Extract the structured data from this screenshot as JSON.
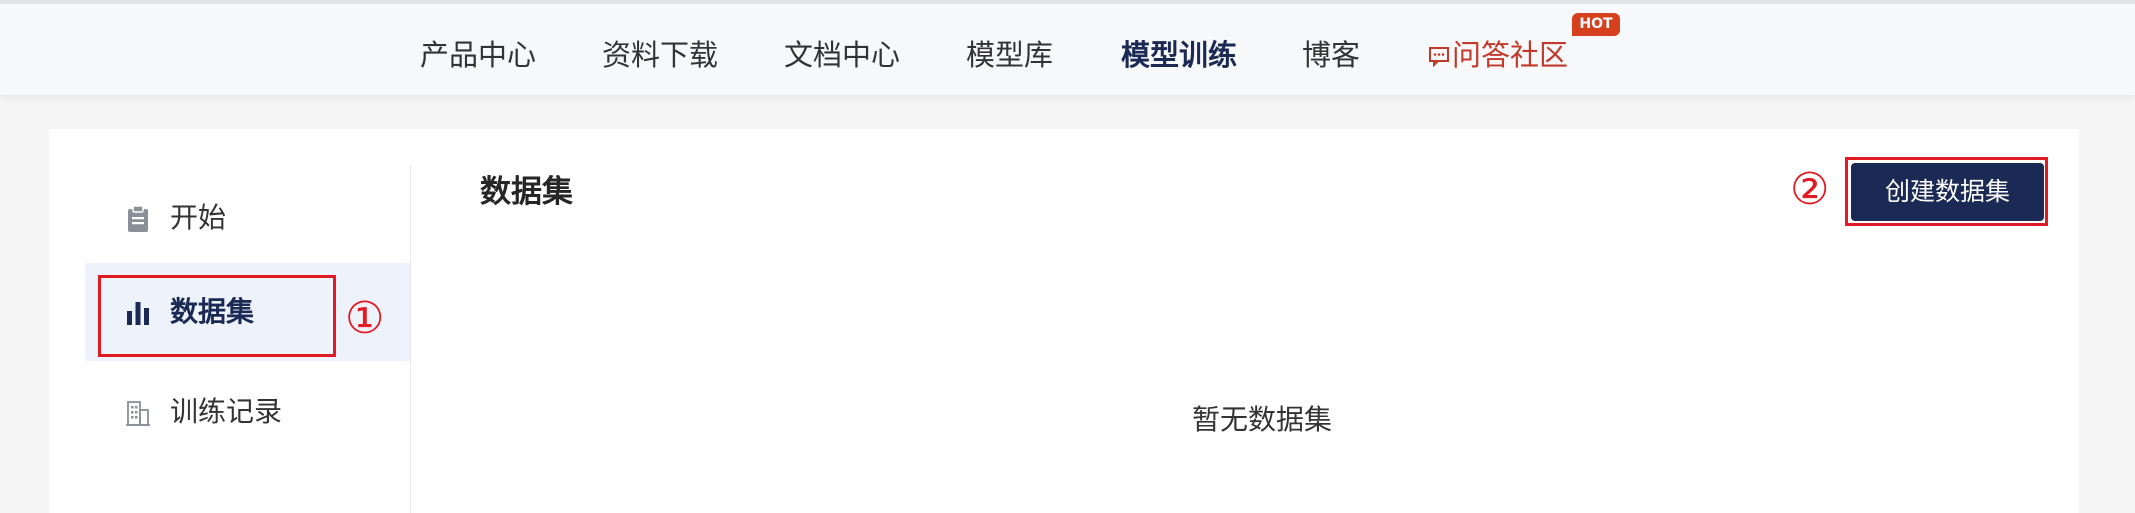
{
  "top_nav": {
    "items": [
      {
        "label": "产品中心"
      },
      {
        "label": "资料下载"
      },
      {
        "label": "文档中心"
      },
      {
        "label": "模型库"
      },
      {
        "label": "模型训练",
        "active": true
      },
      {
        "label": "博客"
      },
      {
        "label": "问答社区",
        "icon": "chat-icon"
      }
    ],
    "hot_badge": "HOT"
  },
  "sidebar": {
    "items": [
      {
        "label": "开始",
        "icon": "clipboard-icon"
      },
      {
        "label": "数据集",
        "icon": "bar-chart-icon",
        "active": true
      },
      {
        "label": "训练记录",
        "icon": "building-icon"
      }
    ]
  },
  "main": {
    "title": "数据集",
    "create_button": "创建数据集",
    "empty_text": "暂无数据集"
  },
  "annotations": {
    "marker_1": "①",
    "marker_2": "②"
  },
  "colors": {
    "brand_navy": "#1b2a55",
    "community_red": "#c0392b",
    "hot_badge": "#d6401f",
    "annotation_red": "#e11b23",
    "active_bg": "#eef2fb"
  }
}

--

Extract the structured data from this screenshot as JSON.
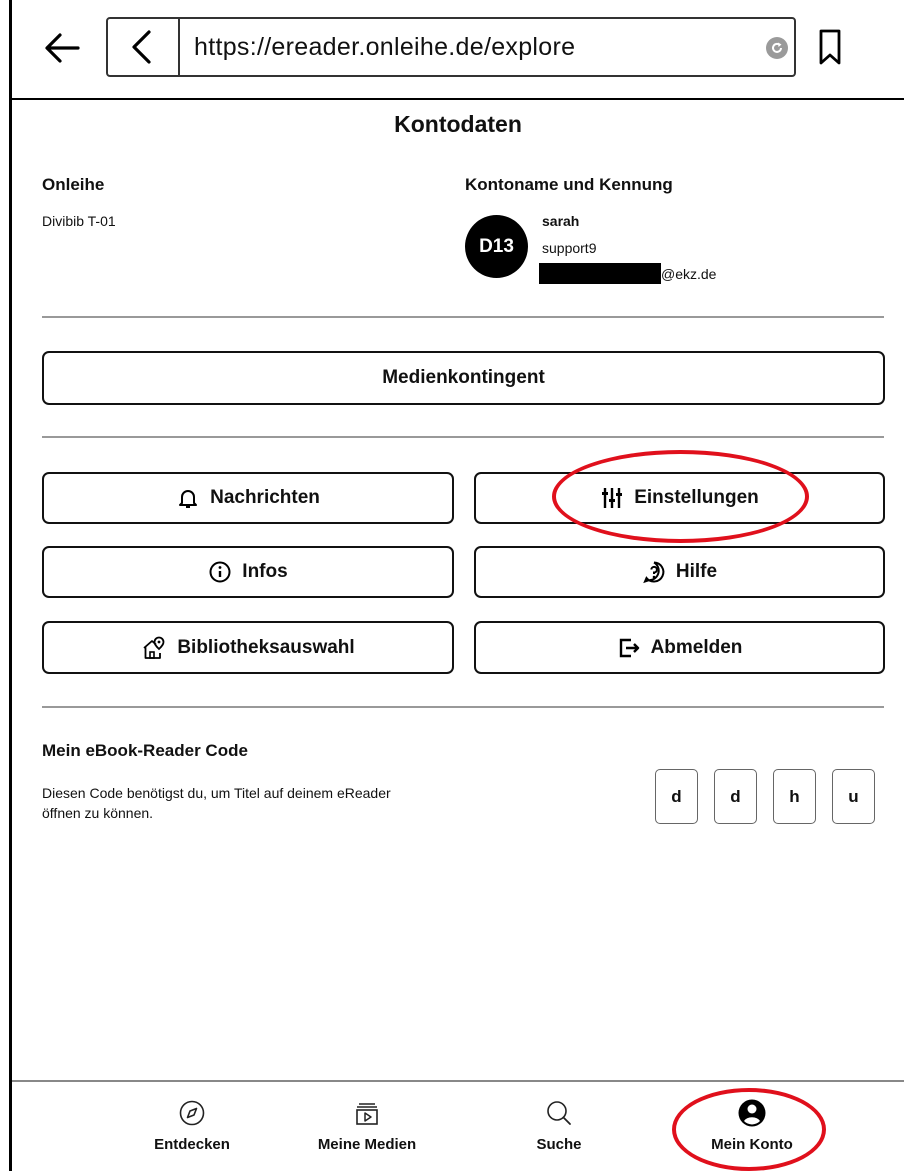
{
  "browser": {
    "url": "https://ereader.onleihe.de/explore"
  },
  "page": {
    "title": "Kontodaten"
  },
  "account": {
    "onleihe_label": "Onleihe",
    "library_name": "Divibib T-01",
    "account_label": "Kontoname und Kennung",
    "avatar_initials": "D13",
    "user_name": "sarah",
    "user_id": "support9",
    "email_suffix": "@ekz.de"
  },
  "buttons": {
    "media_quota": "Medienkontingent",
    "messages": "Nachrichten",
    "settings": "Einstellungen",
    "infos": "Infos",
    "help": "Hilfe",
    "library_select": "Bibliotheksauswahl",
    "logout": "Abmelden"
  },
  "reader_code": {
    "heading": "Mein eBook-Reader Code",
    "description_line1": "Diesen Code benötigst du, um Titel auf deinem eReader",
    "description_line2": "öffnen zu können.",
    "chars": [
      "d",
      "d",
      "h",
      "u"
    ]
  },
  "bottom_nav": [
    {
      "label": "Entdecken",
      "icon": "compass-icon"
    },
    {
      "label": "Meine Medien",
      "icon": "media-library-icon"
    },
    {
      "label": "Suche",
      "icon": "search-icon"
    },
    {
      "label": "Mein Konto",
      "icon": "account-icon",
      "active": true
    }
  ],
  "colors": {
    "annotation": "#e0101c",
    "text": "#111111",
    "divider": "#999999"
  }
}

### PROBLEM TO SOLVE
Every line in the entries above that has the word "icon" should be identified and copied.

### ANSWER TO THIS EXERCISE
        "icon": "chat-icon"
        "icon": "clipboard-icon"
        "icon": "bar-chart-icon",
        "icon": "building-icon"
      "icon": "compass-icon"
      "icon": "media-library-icon"
      "icon": "search-icon"
      "icon": "account-icon",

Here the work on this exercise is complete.